Please keep the images out and set down the data exactly as given.

-- Information follows --

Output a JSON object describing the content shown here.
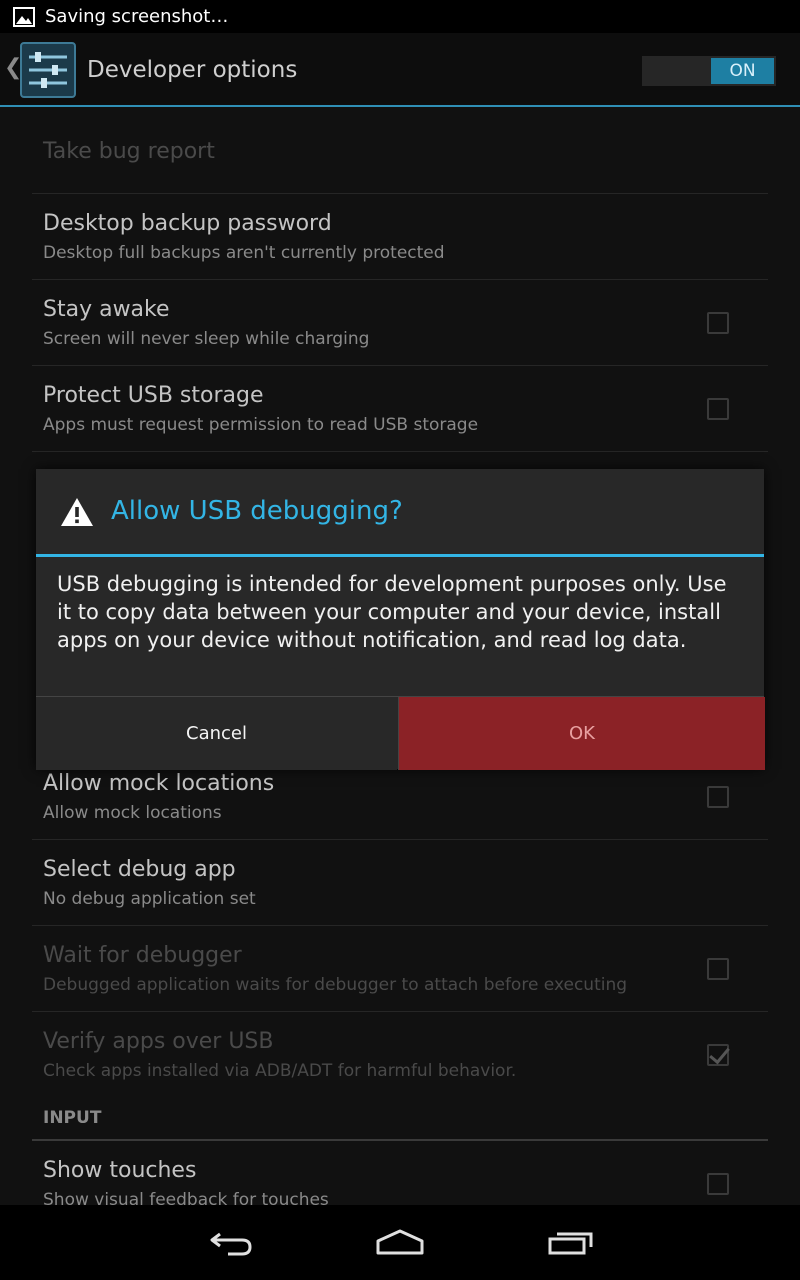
{
  "status_bar": {
    "notification_text": "Saving screenshot…",
    "notification_icon": "image-icon"
  },
  "action_bar": {
    "title": "Developer options",
    "toggle_label": "ON",
    "accent_color": "#33b5e5"
  },
  "settings": {
    "take_bug_report": "Take bug report",
    "desktop_backup": {
      "title": "Desktop backup password",
      "summary": "Desktop full backups aren't currently protected"
    },
    "stay_awake": {
      "title": "Stay awake",
      "summary": "Screen will never sleep while charging",
      "checked": false
    },
    "protect_usb": {
      "title": "Protect USB storage",
      "summary": "Apps must request permission to read USB storage",
      "checked": false
    },
    "mock_locations": {
      "title": "Allow mock locations",
      "summary": "Allow mock locations",
      "checked": false
    },
    "debug_app": {
      "title": "Select debug app",
      "summary": "No debug application set"
    },
    "wait_debugger": {
      "title": "Wait for debugger",
      "summary": "Debugged application waits for debugger to attach before executing",
      "checked": false
    },
    "verify_apps": {
      "title": "Verify apps over USB",
      "summary": "Check apps installed via ADB/ADT for harmful behavior.",
      "checked": true
    },
    "input_header": "INPUT",
    "show_touches": {
      "title": "Show touches",
      "summary": "Show visual feedback for touches",
      "checked": false
    }
  },
  "dialog": {
    "title": "Allow USB debugging?",
    "message": "USB debugging is intended for development purposes only. Use it to copy data between your computer and your device, install apps on your device without notification, and read log data.",
    "cancel_label": "Cancel",
    "ok_label": "OK",
    "ok_color": "#8b2226"
  }
}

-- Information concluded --

* **Solution below**
Output a JSON object describing the content shown here.
{
  "status_bar": {
    "notification_text": "Saving screenshot…",
    "notification_icon": "image-icon"
  },
  "action_bar": {
    "title": "Developer options",
    "toggle_label": "ON",
    "accent_color": "#33b5e5"
  },
  "settings": {
    "take_bug_report": "Take bug report",
    "desktop_backup": {
      "title": "Desktop backup password",
      "summary": "Desktop full backups aren't currently protected"
    },
    "stay_awake": {
      "title": "Stay awake",
      "summary": "Screen will never sleep while charging",
      "checked": false
    },
    "protect_usb": {
      "title": "Protect USB storage",
      "summary": "Apps must request permission to read USB storage",
      "checked": false
    },
    "mock_locations": {
      "title": "Allow mock locations",
      "summary": "Allow mock locations",
      "checked": false
    },
    "debug_app": {
      "title": "Select debug app",
      "summary": "No debug application set"
    },
    "wait_debugger": {
      "title": "Wait for debugger",
      "summary": "Debugged application waits for debugger to attach before executing",
      "checked": false
    },
    "verify_apps": {
      "title": "Verify apps over USB",
      "summary": "Check apps installed via ADB/ADT for harmful behavior.",
      "checked": true
    },
    "input_header": "INPUT",
    "show_touches": {
      "title": "Show touches",
      "summary": "Show visual feedback for touches",
      "checked": false
    }
  },
  "dialog": {
    "title": "Allow USB debugging?",
    "message": "USB debugging is intended for development purposes only. Use it to copy data between your computer and your device, install apps on your device without notification, and read log data.",
    "cancel_label": "Cancel",
    "ok_label": "OK",
    "ok_color": "#8b2226"
  }
}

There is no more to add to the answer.